Another essay in the catalogue explores Chagall’s influences from his Jewish heritage and his positioning of himself as a painter of a much wider world. Monica Bohm-Duchen (Marc Chagall: Russian Jew or citizen of the world?) discusses Chagall’s early life in Vitebsk, in a devout Hasidic household, his art studies in Russia and his eventual move to the cosmopolitan art world in Paris. Introducing her piece, Bohm-Duchen says that ‘an understanding of his complex relationship to his Russian-Jewish roots remains central to an understanding of his oeuvre’.

I look forward to settling down and reading these and the other essays in the book in the next few days. Chagall has featured in a previous blog post back in the #PoetryinJune series as the subject of an Alan Murphy poem. If you missed it first time round then do take a look at it.

More from the TBR Pile on the Landing Bookshelves soon. Drop me a line about your summer reading/activities if you have come across anything you’d like to share.

Back soon!

Alan Murphy on Marc Chagall

Catalogue for Marc Chagall exhibition

Spotlight on Chagall

The back story of today’s #PoetryinJune choice of Alan Murphy is that yesterday I heard from a friend about a major exhibition of Marc Chagall’s (1887-1985) work that has just moved to Tate Liverpool. The timing couldn’t be better as I usually go over to the UK on a summer visit. I realised with a vague sense of shock that it was as long ago as 1998 that I went to London to see ‘Chagall, Love and the Stage’ at the Royal Academy.

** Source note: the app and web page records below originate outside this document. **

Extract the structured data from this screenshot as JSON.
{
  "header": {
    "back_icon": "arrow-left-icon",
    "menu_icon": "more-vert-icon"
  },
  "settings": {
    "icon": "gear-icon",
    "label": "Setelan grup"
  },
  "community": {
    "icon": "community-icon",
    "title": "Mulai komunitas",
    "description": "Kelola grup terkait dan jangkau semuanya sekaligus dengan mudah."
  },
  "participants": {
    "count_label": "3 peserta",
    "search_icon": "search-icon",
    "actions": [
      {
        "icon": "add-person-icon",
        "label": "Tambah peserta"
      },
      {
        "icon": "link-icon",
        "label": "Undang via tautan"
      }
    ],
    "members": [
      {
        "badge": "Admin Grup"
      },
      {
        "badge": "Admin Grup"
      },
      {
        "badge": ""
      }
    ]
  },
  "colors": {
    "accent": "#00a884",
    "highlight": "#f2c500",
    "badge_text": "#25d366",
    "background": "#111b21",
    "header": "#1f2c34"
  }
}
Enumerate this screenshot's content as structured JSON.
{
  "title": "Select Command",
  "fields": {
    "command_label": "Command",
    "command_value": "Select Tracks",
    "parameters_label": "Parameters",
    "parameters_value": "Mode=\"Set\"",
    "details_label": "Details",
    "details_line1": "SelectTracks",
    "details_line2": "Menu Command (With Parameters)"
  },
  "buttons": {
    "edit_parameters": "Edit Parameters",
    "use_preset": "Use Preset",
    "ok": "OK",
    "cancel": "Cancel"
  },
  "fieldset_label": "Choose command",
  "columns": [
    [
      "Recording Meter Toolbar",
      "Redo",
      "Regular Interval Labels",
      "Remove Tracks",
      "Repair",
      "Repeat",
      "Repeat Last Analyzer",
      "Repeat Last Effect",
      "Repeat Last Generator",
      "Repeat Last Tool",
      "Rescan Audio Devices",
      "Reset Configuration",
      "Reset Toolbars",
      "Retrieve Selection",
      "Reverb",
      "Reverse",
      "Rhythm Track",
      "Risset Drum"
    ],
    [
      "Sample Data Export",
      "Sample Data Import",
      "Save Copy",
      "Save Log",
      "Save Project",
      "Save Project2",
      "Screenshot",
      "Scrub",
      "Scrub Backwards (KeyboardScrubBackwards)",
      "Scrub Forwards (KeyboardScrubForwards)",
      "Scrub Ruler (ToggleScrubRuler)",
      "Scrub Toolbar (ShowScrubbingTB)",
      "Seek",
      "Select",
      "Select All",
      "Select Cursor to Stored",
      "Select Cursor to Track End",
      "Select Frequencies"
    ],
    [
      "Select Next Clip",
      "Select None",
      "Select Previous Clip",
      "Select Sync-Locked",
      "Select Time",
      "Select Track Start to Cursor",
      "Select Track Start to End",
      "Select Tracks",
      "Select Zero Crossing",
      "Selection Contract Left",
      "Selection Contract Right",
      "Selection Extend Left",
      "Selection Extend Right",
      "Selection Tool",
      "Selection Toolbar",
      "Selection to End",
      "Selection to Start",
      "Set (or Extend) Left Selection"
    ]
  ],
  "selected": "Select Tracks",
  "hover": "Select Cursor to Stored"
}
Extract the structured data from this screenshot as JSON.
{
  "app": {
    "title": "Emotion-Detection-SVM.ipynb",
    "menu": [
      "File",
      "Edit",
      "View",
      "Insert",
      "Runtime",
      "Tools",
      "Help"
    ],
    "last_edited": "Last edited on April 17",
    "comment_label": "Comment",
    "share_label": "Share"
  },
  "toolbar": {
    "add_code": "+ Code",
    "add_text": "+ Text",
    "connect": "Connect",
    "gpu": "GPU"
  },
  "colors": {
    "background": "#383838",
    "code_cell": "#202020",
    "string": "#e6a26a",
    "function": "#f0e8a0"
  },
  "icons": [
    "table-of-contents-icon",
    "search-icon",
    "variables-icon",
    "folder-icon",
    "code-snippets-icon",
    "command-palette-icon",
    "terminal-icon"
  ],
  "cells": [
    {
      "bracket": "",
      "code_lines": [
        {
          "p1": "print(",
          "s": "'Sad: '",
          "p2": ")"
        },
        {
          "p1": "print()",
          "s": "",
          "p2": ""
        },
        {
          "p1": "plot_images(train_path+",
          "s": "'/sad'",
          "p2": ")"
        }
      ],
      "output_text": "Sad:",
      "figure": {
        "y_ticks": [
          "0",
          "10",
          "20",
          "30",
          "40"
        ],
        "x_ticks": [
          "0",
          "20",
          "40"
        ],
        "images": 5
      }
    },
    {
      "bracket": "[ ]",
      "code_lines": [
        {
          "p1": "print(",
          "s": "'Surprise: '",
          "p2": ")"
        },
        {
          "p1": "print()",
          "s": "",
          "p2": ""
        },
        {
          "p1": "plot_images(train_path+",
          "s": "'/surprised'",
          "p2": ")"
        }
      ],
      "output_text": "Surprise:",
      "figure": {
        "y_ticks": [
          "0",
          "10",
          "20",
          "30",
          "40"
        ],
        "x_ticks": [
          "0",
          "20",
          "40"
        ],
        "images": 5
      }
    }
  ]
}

It was a stunning experience so I am keen on fitting in a trip to Liverpool with our summer travel plans.

This then leads me to Alan Murphy, whom we first saw at one of the Mountains to Sea Festival events at the County Hall a couple of years ago. I bought his collection The Mona Lisa’s on our Fridge (2009) which the author kindly signed for my daughter. Apart from the title poem, the book also contains two other art related poems; one on Picasso and one on Chagall. I will just quote the first and last verses to give you an idea.

According to Marc Chagallbook cover of The Mona Lisa's on our Fridge

How does it rain if the rain runs upwards?
 -in the mind of Marc Chagall.
How can a bun turn into the sun?
 -by the power of Marc Chagall.
And when does a town recline on a cloud?
 -when its world is Marc Chagall’s.

So doff your hat but hold on to your head;
Just lose your logical limits instead,
And gamely greet green, orange and red
 -the music of Marc Chagall.

My 1998 exhibition guide says of Chagall’s Russian – Jewish background that ‘An intense belief in the supernatural and miracles was part of everyday life’ and this is expressed in his paintings. Alan Murphy’s poem beautifully translates Marc Chagall’s scenes into words and puts over the sheer delight and exuberance of the paintings where ‘gravity wanes and withers’ (2nd verse). If you had never seen a Chagall painting, this poem would be a great introduction as it conjures up the surreal world that you find in his art. Alan Murphy is an artist as well as a writer and I think that his engagement with art comes across in this poem in a way that children can appreciate. Adults (well me anyway) can enjoy the fun with art too; there’s a also great poem entitled Pablo Picasso in this collection which is fitting as he and Chagall were artistic rivals.

Alan Murphy is based in Co Waterford and has published a second volume of poetry for children Psychosilly in 2011.

I hope you’re having a good weekend so far. After today’s piece on Chagall, drop by tomorrow for a poem to commemorate Bloomsday.

Update August 2013:

I did actually get to see the Tate Liverpool exhibition this month and bought the catalogue which I have featured in a blog post on Chagall.